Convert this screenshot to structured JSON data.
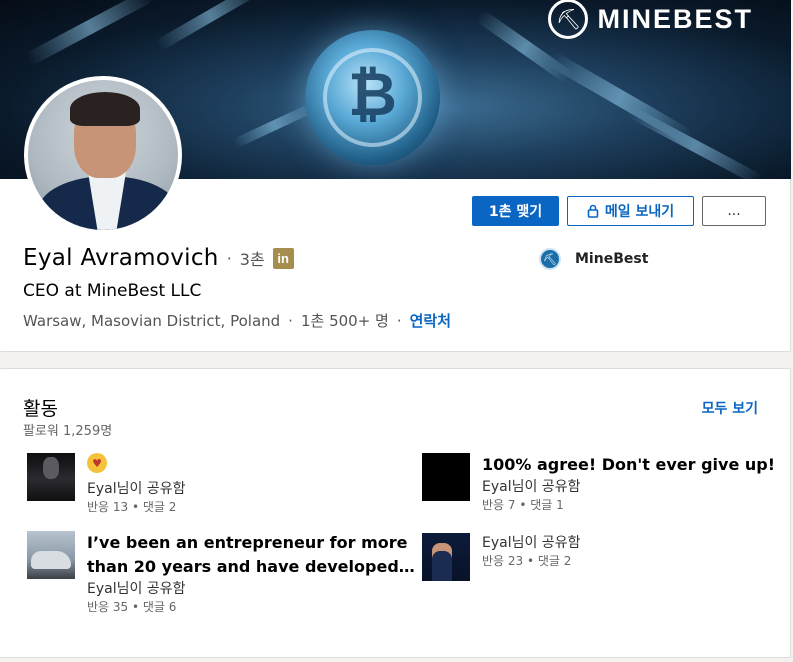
{
  "banner": {
    "brand_name": "MINEBEST",
    "brand_icon": "pickaxe-icon",
    "coin_symbol": "₿"
  },
  "profile": {
    "name": "Eyal Avramovich",
    "separator": "·",
    "degree": "3촌",
    "premium_badge": "in",
    "headline": "CEO at MineBest LLC",
    "location": "Warsaw, Masovian District, Poland",
    "connections": "1촌 500+ 명",
    "contact_link": "연락처",
    "company": {
      "name": "MineBest",
      "icon": "minebest-logo-icon"
    }
  },
  "actions": {
    "connect_label": "1촌 맺기",
    "message_label": "메일 보내기",
    "message_icon": "lock-icon",
    "more_label": "..."
  },
  "activity": {
    "title": "활동",
    "followers": "팔로워 1,259명",
    "see_all": "모두 보기",
    "posts": [
      {
        "text": "",
        "emoji": "😍",
        "shared_by": "Eyal님이 공유함",
        "stats": "반응 13 • 댓글 2"
      },
      {
        "text": "100% agree! Don't ever give up!",
        "shared_by": "Eyal님이 공유함",
        "stats": "반응 7 • 댓글 1"
      },
      {
        "text_line1": "I’ve been an entrepreneur for more",
        "text_line2": "than 20 years and have developed…",
        "shared_by": "Eyal님이 공유함",
        "stats": "반응 35 • 댓글 6"
      },
      {
        "text": "",
        "shared_by": "Eyal님이 공유함",
        "stats": "반응 23 • 댓글 2"
      }
    ]
  },
  "colors": {
    "primary": "#0a66c2",
    "premium_gold": "#a58d4e",
    "background": "#f3f2ef"
  }
}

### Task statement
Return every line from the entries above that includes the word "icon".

### Exercise answer
    "brand_icon": "pickaxe-icon",
      "icon": "minebest-logo-icon"
    "message_icon": "lock-icon",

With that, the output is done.